Steven Banks, attorney-in-charge for the New York City Legal Aid Society, said that in the past the Legislature has occasionally kept providers waiting for their money for months as they have worked out the details of new allocations.

Mr. Banks said he was more concerned about the potential "long-term looming crisis" posed by the dramatic dropoff in IOLA revenues. Mr. Banks said his group stands to lose $4.5 million, or nearly two-thirds of the current-year funding generated for the Legal Aid Society's 30,000 civil clients through IOLA.

The Senate did not release the funds during its return to Albany for an Aug. 6 session called mainly to deal with New York City school governance legislation. The Senate is expected to return in September, when Governor David A. Paterson said he wants both the Assembly and Senate to close a gap in the current state budget that has grown to more than $2 billion.

Another $609,000 in funding for legal services for the poor is being held at the Division of Criminal Justice Services awaiting spending authorization by the Senate.

Repeated calls to Senator John L. Sampson seeking an explanation for why the Senate has not yet made the legal services allocation were not returned last week. Mr. Sampson, D-Brooklyn, is now conference leader of the Democratic majority in the Senate and chairman of the Senate's Judiciary Committee.

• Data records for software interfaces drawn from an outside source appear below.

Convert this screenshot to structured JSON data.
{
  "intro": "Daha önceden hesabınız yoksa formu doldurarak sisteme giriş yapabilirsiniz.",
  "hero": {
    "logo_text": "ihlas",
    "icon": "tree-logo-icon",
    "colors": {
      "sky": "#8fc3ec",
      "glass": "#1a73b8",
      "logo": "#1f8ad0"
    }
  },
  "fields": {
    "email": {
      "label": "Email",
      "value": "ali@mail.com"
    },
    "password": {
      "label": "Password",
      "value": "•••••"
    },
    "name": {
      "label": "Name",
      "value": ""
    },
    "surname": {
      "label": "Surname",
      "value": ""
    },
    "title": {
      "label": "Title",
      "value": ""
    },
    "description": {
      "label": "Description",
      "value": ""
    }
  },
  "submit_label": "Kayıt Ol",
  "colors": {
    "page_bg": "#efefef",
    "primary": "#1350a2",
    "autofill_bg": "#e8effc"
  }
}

In addition to Mr. Sampson, Senate Democratic sources said Codes Committee Chairman Eric Schneiderman, D-Manhattan, Crime Victims, Crime and Correction Committee Chairwoman Ruth Hassell-Thompson, D-Bronx, and Veterans, Homeland Security and Military Affairs Committee Chairman Eric Adams, D-Brooklyn, also are involved in discussions on allocating the legal services appropriation.

Mr. Getnick, of Getnick Livingston Atkinson & Priore in Utica, said the Senate legal services allocation contained in the 2009-10 budget is important, but that the precipitous drop in IOLA revenues creates a potentially "dire" situation for next year and beyond.

"I don't have any answers on the IOLA," Mr. Getnick said in an interview. "Hopefully, the federal government and the state government will be doing whatever they can to get the housing markets back where they should be."

The diminished IOLA collections are in stark contrast to the scenario Eliot Spitzer laid out for the fund during his brief governorship. In 2007, he announced that several leading banks had agreed to pay interest into the fund based on the prevailing federal funds interest rate and that IOLA might soon be taking in $40 million to $50 million a year to channel to civil legal services providers (NYLJ, June 1, 2007).

Non-IOLA allocations by the governor and Legislature have fallen from their high of $15.3 million in the 2007-08 state budget.